There is a theme of secret history in “MLK/FBI,” because the FBI’s surveillance tapes and photographs won’t be released until 2027. But do Garrow and the experts have any hint of what we might learn about Dr. King and that whole period?
Well, you know, some people are probably salivating thinking they’re going to get all this scandalous stuff of King and some women. But the other thing that we should be mindful of is you have to imagine some of those conversations in rooms, with people like Ralph Abernathy and Dorothy Cotton, were really about strategy, about what to do when they went to cities like Albany, Georgia or Montgomery, Alabama. Those things may be on the tapes too. So there’s probably a wealth of material on the movement’s strategizing.
Has there been a reaction by the King estate, did they collaborate in any way?
We didn’t reach out to the King family because as you probably well know, they have been very attentive to Dr. King’s image and his voice. We felt that as a production every time you involve the family in your film, you have to worry about their reactions. They might feel we’re going too far. We don’t really need that because King was a public figure. So the family has reached out but I don’t think I should comment any more on that.
There might undoubtedly be controversy again over the alleged tape claiming King was in a room witnessing an assault. I remember Garrow had written a piece about it that received a lot of pushback a few years ago.

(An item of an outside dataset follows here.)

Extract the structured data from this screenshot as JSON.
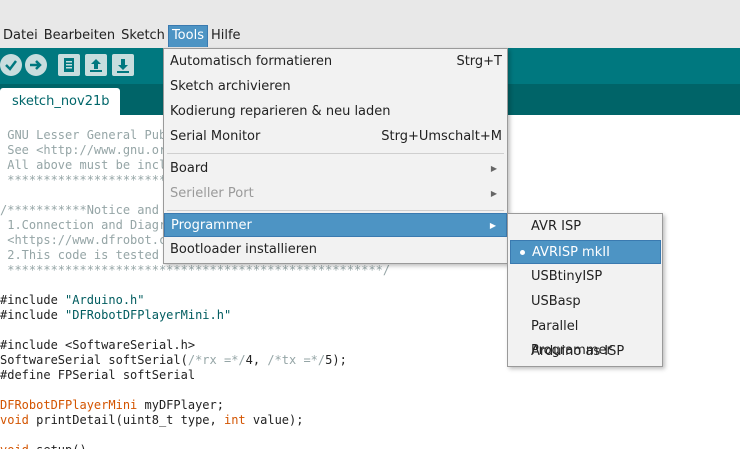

Garrow wrote that article and it finally had to get published in some British publication. He caught some flack! People were saying, ‘how dare you try to sully Dr. King’s name?’ After we did our initial interview with Garrow we went back a year later, and we asked him a bunch of questions about what he felt his agenda was as a historian to write about that tape. Why did you feel you had to go so far? But quite honestly, you should be asking me the same question. Someone might wonder if we as documentarians are doing the exact same thing the FBI was trying to do. My response is that I feel that as a filmmaker we’ve tried to be a little more even-handed, not be salacious in our presentation, and challenge people to ask questions. What was really going on in that room? Did the FBI really hear what they thought they heard? Or did they improvise and alter what was there?
It raises that question of who owns history.
Exactly. Everything is tailored for how someone wants an audience to perceive it. History was written that way. Everything is written that way. That’s why it’s invaluable right now that filmmakers like me are able to do films about Dr. King that give an additional perspective about him and the FBI. When I was growing up, the American history that I learned was basically told to me by white men. Abraham Lincoln was the great emancipator and George Washington and the cherry tree. That’s how I thought about these American heroes. But other historians and historians of color have done their homework and found other ways to look at American heroes.
“MLK/FBI” releases Jan. 15 on VOD and select cities.